**DATA FOR THIS EXERCISE:**

+ + + + +

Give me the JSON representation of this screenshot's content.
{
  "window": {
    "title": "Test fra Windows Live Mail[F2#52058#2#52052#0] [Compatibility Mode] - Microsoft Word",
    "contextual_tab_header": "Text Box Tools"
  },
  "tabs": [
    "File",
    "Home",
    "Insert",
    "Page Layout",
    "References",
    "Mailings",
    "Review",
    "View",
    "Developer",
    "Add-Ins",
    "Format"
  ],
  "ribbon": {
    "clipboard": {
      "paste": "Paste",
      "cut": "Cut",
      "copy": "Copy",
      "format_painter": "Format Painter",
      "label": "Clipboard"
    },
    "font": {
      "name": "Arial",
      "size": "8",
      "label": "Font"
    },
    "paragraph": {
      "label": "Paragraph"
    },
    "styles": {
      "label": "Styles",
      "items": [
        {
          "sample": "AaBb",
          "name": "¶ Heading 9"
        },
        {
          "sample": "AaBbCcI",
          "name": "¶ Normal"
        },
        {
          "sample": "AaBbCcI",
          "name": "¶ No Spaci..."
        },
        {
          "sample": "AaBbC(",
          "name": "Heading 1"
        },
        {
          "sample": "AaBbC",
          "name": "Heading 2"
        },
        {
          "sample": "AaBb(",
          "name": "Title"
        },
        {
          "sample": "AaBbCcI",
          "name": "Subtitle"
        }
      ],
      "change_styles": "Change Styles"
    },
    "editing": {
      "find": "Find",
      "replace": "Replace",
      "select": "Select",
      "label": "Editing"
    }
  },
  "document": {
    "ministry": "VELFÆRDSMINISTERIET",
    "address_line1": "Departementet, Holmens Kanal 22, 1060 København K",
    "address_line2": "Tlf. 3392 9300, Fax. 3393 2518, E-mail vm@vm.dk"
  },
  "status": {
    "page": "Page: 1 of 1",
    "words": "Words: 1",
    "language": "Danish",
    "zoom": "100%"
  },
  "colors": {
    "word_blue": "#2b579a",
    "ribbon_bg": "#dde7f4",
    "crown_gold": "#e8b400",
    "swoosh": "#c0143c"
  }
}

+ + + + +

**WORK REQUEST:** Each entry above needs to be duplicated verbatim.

**ANSWER TO THIS EXERCISE:**
Give me the JSON representation of this screenshot's content.
{
  "window": {
    "title": "Test fra Windows Live Mail[F2#52058#2#52052#0] [Compatibility Mode] - Microsoft Word",
    "contextual_tab_header": "Text Box Tools"
  },
  "tabs": [
    "File",
    "Home",
    "Insert",
    "Page Layout",
    "References",
    "Mailings",
    "Review",
    "View",
    "Developer",
    "Add-Ins",
    "Format"
  ],
  "ribbon": {
    "clipboard": {
      "paste": "Paste",
      "cut": "Cut",
      "copy": "Copy",
      "format_painter": "Format Painter",
      "label": "Clipboard"
    },
    "font": {
      "name": "Arial",
      "size": "8",
      "label": "Font"
    },
    "paragraph": {
      "label": "Paragraph"
    },
    "styles": {
      "label": "Styles",
      "items": [
        {
          "sample": "AaBb",
          "name": "¶ Heading 9"
        },
        {
          "sample": "AaBbCcI",
          "name": "¶ Normal"
        },
        {
          "sample": "AaBbCcI",
          "name": "¶ No Spaci..."
        },
        {
          "sample": "AaBbC(",
          "name": "Heading 1"
        },
        {
          "sample": "AaBbC",
          "name": "Heading 2"
        },
        {
          "sample": "AaBb(",
          "name": "Title"
        },
        {
          "sample": "AaBbCcI",
          "name": "Subtitle"
        }
      ],
      "change_styles": "Change Styles"
    },
    "editing": {
      "find": "Find",
      "replace": "Replace",
      "select": "Select",
      "label": "Editing"
    }
  },
  "document": {
    "ministry": "VELFÆRDSMINISTERIET",
    "address_line1": "Departementet, Holmens Kanal 22, 1060 København K",
    "address_line2": "Tlf. 3392 9300, Fax. 3393 2518, E-mail vm@vm.dk"
  },
  "status": {
    "page": "Page: 1 of 1",
    "words": "Words: 1",
    "language": "Danish",
    "zoom": "100%"
  },
  "colors": {
    "word_blue": "#2b579a",
    "ribbon_bg": "#dde7f4",
    "crown_gold": "#e8b400",
    "swoosh": "#c0143c"
  }
}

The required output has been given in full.